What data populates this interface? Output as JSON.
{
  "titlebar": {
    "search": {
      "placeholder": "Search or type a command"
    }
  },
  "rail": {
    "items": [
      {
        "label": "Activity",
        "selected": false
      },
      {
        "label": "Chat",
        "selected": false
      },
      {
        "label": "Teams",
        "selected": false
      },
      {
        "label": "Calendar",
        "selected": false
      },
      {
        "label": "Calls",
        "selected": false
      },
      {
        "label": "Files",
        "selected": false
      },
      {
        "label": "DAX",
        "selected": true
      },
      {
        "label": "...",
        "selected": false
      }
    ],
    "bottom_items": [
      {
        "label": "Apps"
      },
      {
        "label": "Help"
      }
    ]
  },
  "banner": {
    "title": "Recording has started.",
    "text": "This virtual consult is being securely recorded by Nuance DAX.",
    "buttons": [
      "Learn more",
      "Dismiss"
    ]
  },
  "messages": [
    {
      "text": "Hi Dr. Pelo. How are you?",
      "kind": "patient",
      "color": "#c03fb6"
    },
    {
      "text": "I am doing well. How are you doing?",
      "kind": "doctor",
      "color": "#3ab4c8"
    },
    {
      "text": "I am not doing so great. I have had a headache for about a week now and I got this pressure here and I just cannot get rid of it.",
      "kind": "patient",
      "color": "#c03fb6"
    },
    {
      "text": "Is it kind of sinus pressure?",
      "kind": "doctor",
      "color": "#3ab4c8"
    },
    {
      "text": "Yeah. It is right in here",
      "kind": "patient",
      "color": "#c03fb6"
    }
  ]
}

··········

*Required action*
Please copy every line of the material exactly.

*Solution below*
What data populates this interface? Output as JSON.
{
  "titlebar": {
    "search": {
      "placeholder": "Search or type a command"
    }
  },
  "rail": {
    "items": [
      {
        "label": "Activity",
        "selected": false
      },
      {
        "label": "Chat",
        "selected": false
      },
      {
        "label": "Teams",
        "selected": false
      },
      {
        "label": "Calendar",
        "selected": false
      },
      {
        "label": "Calls",
        "selected": false
      },
      {
        "label": "Files",
        "selected": false
      },
      {
        "label": "DAX",
        "selected": true
      },
      {
        "label": "...",
        "selected": false
      }
    ],
    "bottom_items": [
      {
        "label": "Apps"
      },
      {
        "label": "Help"
      }
    ]
  },
  "banner": {
    "title": "Recording has started.",
    "text": "This virtual consult is being securely recorded by Nuance DAX.",
    "buttons": [
      "Learn more",
      "Dismiss"
    ]
  },
  "messages": [
    {
      "text": "Hi Dr. Pelo. How are you?",
      "kind": "patient",
      "color": "#c03fb6"
    },
    {
      "text": "I am doing well. How are you doing?",
      "kind": "doctor",
      "color": "#3ab4c8"
    },
    {
      "text": "I am not doing so great. I have had a headache for about a week now and I got this pressure here and I just cannot get rid of it.",
      "kind": "patient",
      "color": "#c03fb6"
    },
    {
      "text": "Is it kind of sinus pressure?",
      "kind": "doctor",
      "color": "#3ab4c8"
    },
    {
      "text": "Yeah. It is right in here",
      "kind": "patient",
      "color": "#c03fb6"
    }
  ]
}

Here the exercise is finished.